Another tip is to store bananas away from other fruits that produce ethylene gas, such as apples and pears. Ethylene gas accelerates the ripening process of fruits, causing them to turn brown faster.
Additionally, placing bananas in a cool environment can also slow down their ripening process. The ideal temperature for storing bananas is between 53-59 degrees Fahrenheit.
Lastly, dipping banana slices in lemon juice or vinegar before consuming can also prevent browning. These acidic substances help reduce oxidation on the surface of the fruit and delay discoloration.
By following these simple tips, people looking to maintain fresh-looking bananas for longer periods can enjoy this delicious fruit without worrying about unsightly browning on its skin.
How can I store bananas to prevent browning?
Bananas are a delicious fruit that many people enjoy, but they can quickly turn brown and unappetizing if not stored properly. To prevent browning, it is important to understand the science behind the process.
When bananas are cut or bruised, an enzyme called polyphenol oxidase is released. This enzyme reacts with oxygen in the air and causes the banana to turn brown. To prevent this reaction from occurring, there are several methods of storage that can be employed.
Firstly, bananas should be kept at room temperature until they are fully ripe. Once ripe, they can be stored in the refrigerator to slow down the ripening process and extend their shelf life. However, refrigeration can also cause browning if not done properly.
To avoid this issue, wrap each banana individually in plastic wrap or aluminum foil before placing them in the refrigerator. This will create a barrier between the fruit and oxygen while still allowing them to ripen slowly.
Another option for preventing browning is to use lemon juice or vinegar as a natural preservative. Simply mix either substance with water and dip sliced bananas into it before storing them in an airtight container.

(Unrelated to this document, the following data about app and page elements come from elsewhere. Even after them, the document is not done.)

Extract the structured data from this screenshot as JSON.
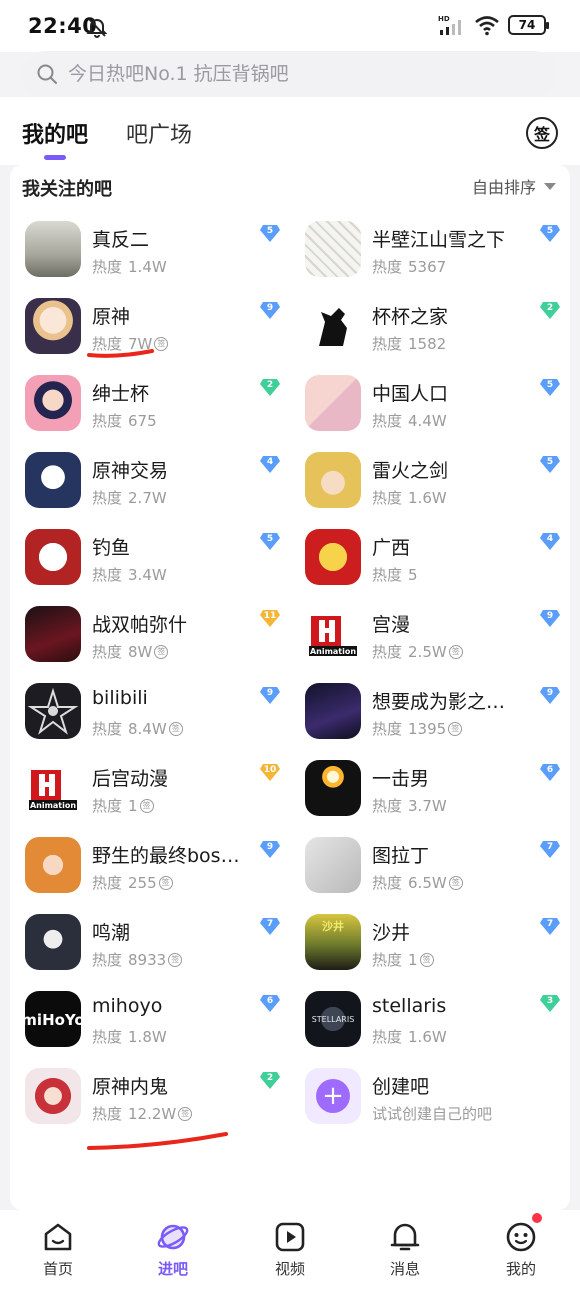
{
  "status_bar": {
    "time": "22:40",
    "network": "HD",
    "battery": "74"
  },
  "search": {
    "placeholder": "今日热吧No.1 抗压背锅吧"
  },
  "tabs": [
    {
      "label": "我的吧",
      "active": true
    },
    {
      "label": "吧广场",
      "active": false
    }
  ],
  "sign_button_label": "签",
  "section": {
    "title": "我关注的吧",
    "sort_label": "自由排序"
  },
  "heat_label": "热度",
  "sign_glyph": "签",
  "colors": {
    "accent": "#7a5af8",
    "level_blue": "#5b9dfb",
    "level_green": "#3fcf98",
    "level_gold": "#f5b536",
    "annotation_red": "#e8261b"
  },
  "forums": [
    {
      "name": "真反二",
      "heat": "1.4W",
      "level": "5",
      "tier": "blue",
      "signed": false,
      "avatar": "grey-landscape"
    },
    {
      "name": "半壁江山雪之下",
      "heat": "5367",
      "level": "5",
      "tier": "blue",
      "signed": false,
      "avatar": "manga-sketch"
    },
    {
      "name": "原神",
      "heat": "7W",
      "level": "9",
      "tier": "blue",
      "signed": true,
      "avatar": "anime-girl-genshin"
    },
    {
      "name": "杯杯之家",
      "heat": "1582",
      "level": "2",
      "tier": "green",
      "signed": false,
      "avatar": "black-horse"
    },
    {
      "name": "绅士杯",
      "heat": "675",
      "level": "2",
      "tier": "green",
      "signed": false,
      "avatar": "anime-girl-pink"
    },
    {
      "name": "中国人口",
      "heat": "4.4W",
      "level": "5",
      "tier": "blue",
      "signed": false,
      "avatar": "baby-photos"
    },
    {
      "name": "原神交易",
      "heat": "2.7W",
      "level": "4",
      "tier": "blue",
      "signed": false,
      "avatar": "paimon"
    },
    {
      "name": "雷火之剑",
      "heat": "1.6W",
      "level": "5",
      "tier": "blue",
      "signed": false,
      "avatar": "blonde-anime"
    },
    {
      "name": "钓鱼",
      "heat": "3.4W",
      "level": "5",
      "tier": "blue",
      "signed": false,
      "avatar": "fish-emblem"
    },
    {
      "name": "广西",
      "heat": "5",
      "level": "4",
      "tier": "blue",
      "signed": false,
      "avatar": "red-map-emblem"
    },
    {
      "name": "战双帕弥什",
      "heat": "8W",
      "level": "11",
      "tier": "gold",
      "signed": true,
      "avatar": "dark-red-anime"
    },
    {
      "name": "宫漫",
      "heat": "2.5W",
      "level": "9",
      "tier": "blue",
      "signed": true,
      "avatar": "animation-h-logo"
    },
    {
      "name": "bilibili",
      "heat": "8.4W",
      "level": "9",
      "tier": "blue",
      "signed": true,
      "avatar": "star-emblem"
    },
    {
      "name": "想要成为影之实力者",
      "heat": "1395",
      "level": "9",
      "tier": "blue",
      "signed": true,
      "avatar": "shadow-purple"
    },
    {
      "name": "后宫动漫",
      "heat": "1",
      "level": "10",
      "tier": "gold",
      "signed": true,
      "avatar": "animation-h-logo"
    },
    {
      "name": "一击男",
      "heat": "3.7W",
      "level": "6",
      "tier": "blue",
      "signed": false,
      "avatar": "planet-glow"
    },
    {
      "name": "野生的最终boss出现了",
      "heat": "255",
      "level": "9",
      "tier": "blue",
      "signed": true,
      "avatar": "orange-anime"
    },
    {
      "name": "图拉丁",
      "heat": "6.5W",
      "level": "7",
      "tier": "blue",
      "signed": true,
      "avatar": "cpu-chip"
    },
    {
      "name": "鸣潮",
      "heat": "8933",
      "level": "7",
      "tier": "blue",
      "signed": true,
      "avatar": "dark-hair-anime"
    },
    {
      "name": "沙井",
      "heat": "1",
      "level": "7",
      "tier": "blue",
      "signed": true,
      "avatar": "crowd-yellow"
    },
    {
      "name": "mihoyo",
      "heat": "1.8W",
      "level": "6",
      "tier": "blue",
      "signed": false,
      "avatar": "mihoyo-logo"
    },
    {
      "name": "stellaris",
      "heat": "1.6W",
      "level": "3",
      "tier": "green",
      "signed": false,
      "avatar": "stellaris-logo"
    },
    {
      "name": "原神内鬼",
      "heat": "12.2W",
      "level": "2",
      "tier": "green",
      "signed": true,
      "avatar": "nilou-anime"
    }
  ],
  "create": {
    "title": "创建吧",
    "subtitle": "试试创建自己的吧"
  },
  "bottom_nav": [
    {
      "label": "首页",
      "icon": "home-icon",
      "active": false
    },
    {
      "label": "进吧",
      "icon": "planet-icon",
      "active": true
    },
    {
      "label": "视频",
      "icon": "video-icon",
      "active": false
    },
    {
      "label": "消息",
      "icon": "bell-icon",
      "active": false
    },
    {
      "label": "我的",
      "icon": "face-icon",
      "active": false,
      "badge": true
    }
  ]
}
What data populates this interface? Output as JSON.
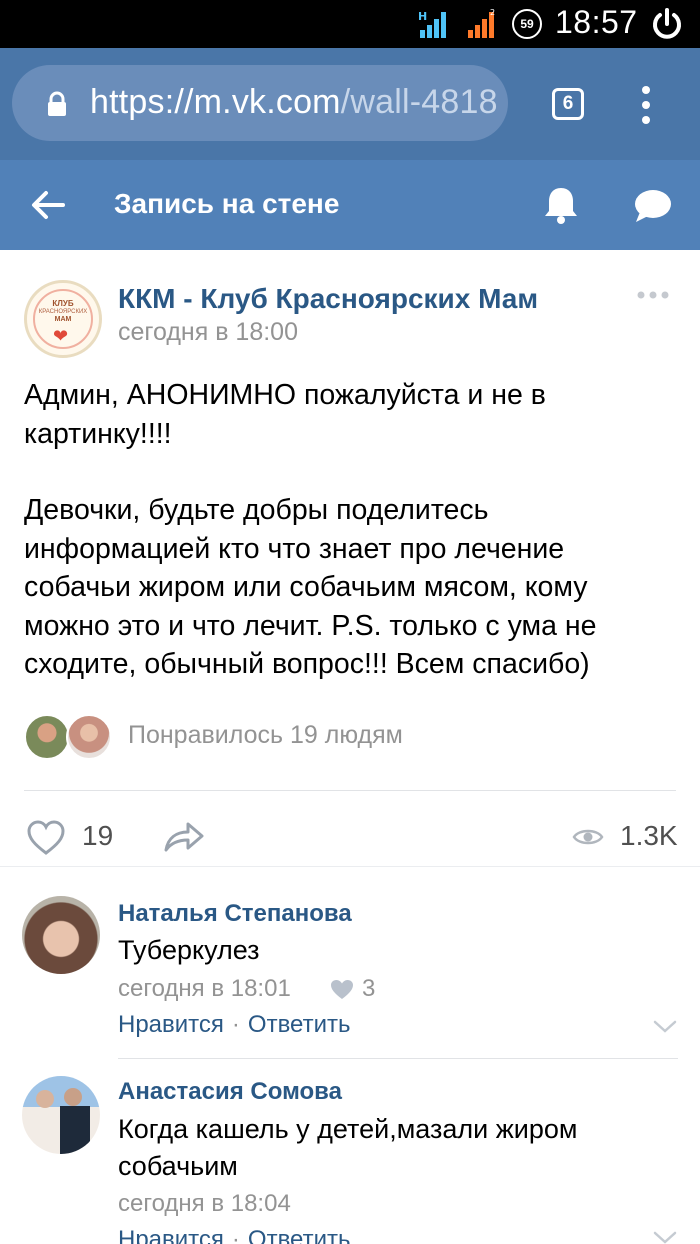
{
  "status_bar": {
    "battery": "59",
    "time": "18:57"
  },
  "browser": {
    "url_host": "https://m.vk.com",
    "url_rest": "/wall-4818",
    "tabs_count": "6"
  },
  "header": {
    "title": "Запись на стене"
  },
  "post": {
    "avatar_lines": [
      "КЛУБ",
      "КРАСНОЯРСКИХ",
      "МАМ"
    ],
    "group_name": "ККМ - Клуб Красноярских Мам",
    "date": "сегодня в 18:00",
    "text_lines_1": [
      "Админ, АНОНИМНО пожалуйста и не в",
      "картинку!!!!"
    ],
    "text_lines_2": [
      "Девочки, будьте добры поделитесь",
      "информацией кто что знает про лечение",
      "собачьи жиром или собачьим мясом, кому",
      "можно это и что лечит. P.S. только с ума не",
      "сходите, обычный вопрос!!! Всем спасибо)"
    ],
    "likes_summary": "Понравилось 19 людям",
    "like_count": "19",
    "views": "1.3K"
  },
  "comments": [
    {
      "author": "Наталья Степанова",
      "text_lines": [
        "Туберкулез"
      ],
      "date": "сегодня в 18:01",
      "likes": "3",
      "like_action": "Нравится",
      "reply_action": "Ответить"
    },
    {
      "author": "Анастасия Сомова",
      "text_lines": [
        "Когда кашель у детей,мазали жиром",
        "собачьим"
      ],
      "date": "сегодня в 18:04",
      "like_action": "Нравится",
      "reply_action": "Ответить"
    }
  ],
  "colors": {
    "browser_bar": "#4a76a8",
    "app_header": "#5181b8",
    "link": "#2a5885",
    "meta": "#939393"
  }
}
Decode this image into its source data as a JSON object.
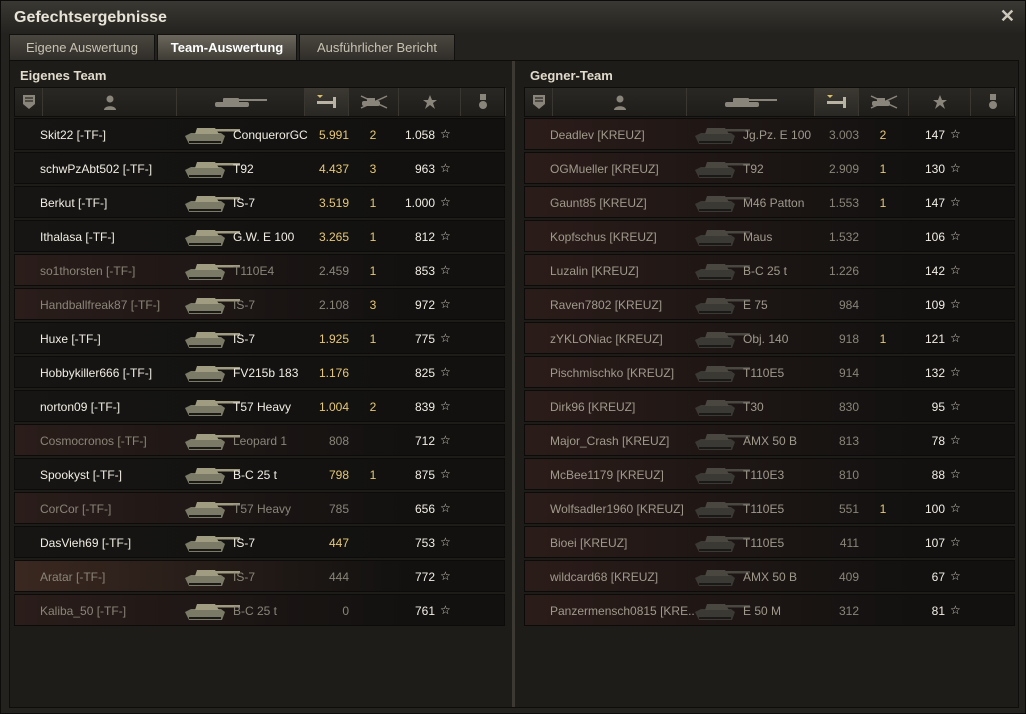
{
  "window": {
    "title": "Gefechtsergebnisse",
    "close_icon": "close-icon"
  },
  "tabs": [
    {
      "label": "Eigene Auswertung",
      "active": false
    },
    {
      "label": "Team-Auswertung",
      "active": true
    },
    {
      "label": "Ausführlicher Bericht",
      "active": false
    }
  ],
  "left": {
    "title": "Eigenes Team",
    "columns": [
      "rank-icon",
      "player-icon",
      "tank-icon",
      "damage-icon",
      "kills-icon",
      "xp-star-icon",
      "medal-icon"
    ],
    "sorted_column": "damage-icon",
    "rows": [
      {
        "player": "Skit22 [-TF-]",
        "tank": "ConquerorGC",
        "damage": "5.991",
        "kills": "2",
        "xp": "1.058",
        "dead": false
      },
      {
        "player": "schwPzAbt502 [-TF-]",
        "tank": "T92",
        "damage": "4.437",
        "kills": "3",
        "xp": "963",
        "dead": false
      },
      {
        "player": "Berkut [-TF-]",
        "tank": "IS-7",
        "damage": "3.519",
        "kills": "1",
        "xp": "1.000",
        "dead": false
      },
      {
        "player": "Ithalasa [-TF-]",
        "tank": "G.W. E 100",
        "damage": "3.265",
        "kills": "1",
        "xp": "812",
        "dead": false
      },
      {
        "player": "so1thorsten [-TF-]",
        "tank": "T110E4",
        "damage": "2.459",
        "kills": "1",
        "xp": "853",
        "dead": true
      },
      {
        "player": "Handballfreak87 [-TF-]",
        "tank": "IS-7",
        "damage": "2.108",
        "kills": "3",
        "xp": "972",
        "dead": true
      },
      {
        "player": "Huxe [-TF-]",
        "tank": "IS-7",
        "damage": "1.925",
        "kills": "1",
        "xp": "775",
        "dead": false
      },
      {
        "player": "Hobbykiller666 [-TF-]",
        "tank": "FV215b 183",
        "damage": "1.176",
        "kills": "",
        "xp": "825",
        "dead": false
      },
      {
        "player": "norton09 [-TF-]",
        "tank": "T57 Heavy",
        "damage": "1.004",
        "kills": "2",
        "xp": "839",
        "dead": false
      },
      {
        "player": "Cosmocronos [-TF-]",
        "tank": "Leopard 1",
        "damage": "808",
        "kills": "",
        "xp": "712",
        "dead": true
      },
      {
        "player": "Spookyst [-TF-]",
        "tank": "B-C 25 t",
        "damage": "798",
        "kills": "1",
        "xp": "875",
        "dead": false
      },
      {
        "player": "CorCor [-TF-]",
        "tank": "T57 Heavy",
        "damage": "785",
        "kills": "",
        "xp": "656",
        "dead": true
      },
      {
        "player": "DasVieh69 [-TF-]",
        "tank": "IS-7",
        "damage": "447",
        "kills": "",
        "xp": "753",
        "dead": false
      },
      {
        "player": "Aratar [-TF-]",
        "tank": "IS-7",
        "damage": "444",
        "kills": "",
        "xp": "772",
        "dead": true,
        "highlight": true
      },
      {
        "player": "Kaliba_50 [-TF-]",
        "tank": "B-C 25 t",
        "damage": "0",
        "kills": "",
        "xp": "761",
        "dead": true
      }
    ]
  },
  "right": {
    "title": "Gegner-Team",
    "columns": [
      "rank-icon",
      "player-icon",
      "tank-icon",
      "damage-icon",
      "kills-icon",
      "xp-star-icon",
      "medal-icon"
    ],
    "sorted_column": "damage-icon",
    "rows": [
      {
        "player": "Deadlev [KREUZ]",
        "tank": "Jg.Pz. E 100",
        "damage": "3.003",
        "kills": "2",
        "xp": "147",
        "dead": true
      },
      {
        "player": "OGMueller [KREUZ]",
        "tank": "T92",
        "damage": "2.909",
        "kills": "1",
        "xp": "130",
        "dead": true
      },
      {
        "player": "Gaunt85 [KREUZ]",
        "tank": "M46 Patton",
        "damage": "1.553",
        "kills": "1",
        "xp": "147",
        "dead": true
      },
      {
        "player": "Kopfschus [KREUZ]",
        "tank": "Maus",
        "damage": "1.532",
        "kills": "",
        "xp": "106",
        "dead": true
      },
      {
        "player": "Luzalin [KREUZ]",
        "tank": "B-C 25 t",
        "damage": "1.226",
        "kills": "",
        "xp": "142",
        "dead": true
      },
      {
        "player": "Raven7802 [KREUZ]",
        "tank": "E 75",
        "damage": "984",
        "kills": "",
        "xp": "109",
        "dead": true
      },
      {
        "player": "zYKLONiac [KREUZ]",
        "tank": "Obj. 140",
        "damage": "918",
        "kills": "1",
        "xp": "121",
        "dead": true
      },
      {
        "player": "Pischmischko [KREUZ]",
        "tank": "T110E5",
        "damage": "914",
        "kills": "",
        "xp": "132",
        "dead": true
      },
      {
        "player": "Dirk96 [KREUZ]",
        "tank": "T30",
        "damage": "830",
        "kills": "",
        "xp": "95",
        "dead": true
      },
      {
        "player": "Major_Crash [KREUZ]",
        "tank": "AMX 50 B",
        "damage": "813",
        "kills": "",
        "xp": "78",
        "dead": true
      },
      {
        "player": "McBee1179 [KREUZ]",
        "tank": "T110E3",
        "damage": "810",
        "kills": "",
        "xp": "88",
        "dead": true
      },
      {
        "player": "Wolfsadler1960 [KREUZ]",
        "tank": "T110E5",
        "damage": "551",
        "kills": "1",
        "xp": "100",
        "dead": true
      },
      {
        "player": "Bioei [KREUZ]",
        "tank": "T110E5",
        "damage": "411",
        "kills": "",
        "xp": "107",
        "dead": true
      },
      {
        "player": "wildcard68 [KREUZ]",
        "tank": "AMX 50 B",
        "damage": "409",
        "kills": "",
        "xp": "67",
        "dead": true
      },
      {
        "player": "Panzermensch0815 [KRE..",
        "tank": "E 50 M",
        "damage": "312",
        "kills": "",
        "xp": "81",
        "dead": true
      }
    ]
  },
  "colors": {
    "alive_name": "#f2eee4",
    "dead_name": "#8a8578",
    "enemy_name": "#a09a8c",
    "damage_alive": "#e6c877",
    "damage_dead": "#8a8578",
    "kills": "#e6c877",
    "row_alive": "#161513",
    "row_dead": "#2a1d1a",
    "row_enemy": "#2b1c19",
    "row_highlight": "#3a2820"
  }
}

Lastly, consider freezing your bananas for future use in smoothies or baking recipes. Peel and slice your bananas before placing them into freezer-safe bags or containers for up to 6 months.
In conclusion, understanding how polyphenol oxidase works is key to preventing browned bananas. Employing proper storage techniques such as wrapping individually with plastic wrap or using lemon juice/vinegar will keep your bananas fresh longer!
Tips for using brown or overripe bananas.
When it comes to bananas, there’s more to them than just the bright yellow fruit we all know and love. In fact, brown or overripe bananas can be just as delicious and versatile in cooking and baking.
But how do you know when a banana is too ripe? Look for the telltale signs of brown spots or a soft texture. Don’t worry though, these bananas are still perfectly safe to eat!
One tip for using brown bananas is to freeze them for later use in smoothies or baking. Simply peel and chop the banana into pieces before freezing. Another option is to mash them up and use as a natural sweetener in recipes like pancakes or muffins.
But perhaps the most surprising use for overripe bananas is their ability to make a delicious vegan ice cream alternative. Simply blend frozen banana chunks with your favorite toppings like cocoa powder or peanut butter for a guilt-free treat.
So next time you see those spotted bananas sitting on your counter, don’t toss them out! Get creative with these tips and enjoy all that this humble fruit has to offer.
Check out our other articles to find out even more about banana.
Knowing the causes of why bananas turn brown, as well as different methods for preventing them from turning brown, can allow you to enjoy your bananas longer than usual. Additionally, learning how to store and use overripe or gwn bananas can also be useful in maximizing their flavor. If you would like to learn even more about this popular fruit, make sure to check out our other articles!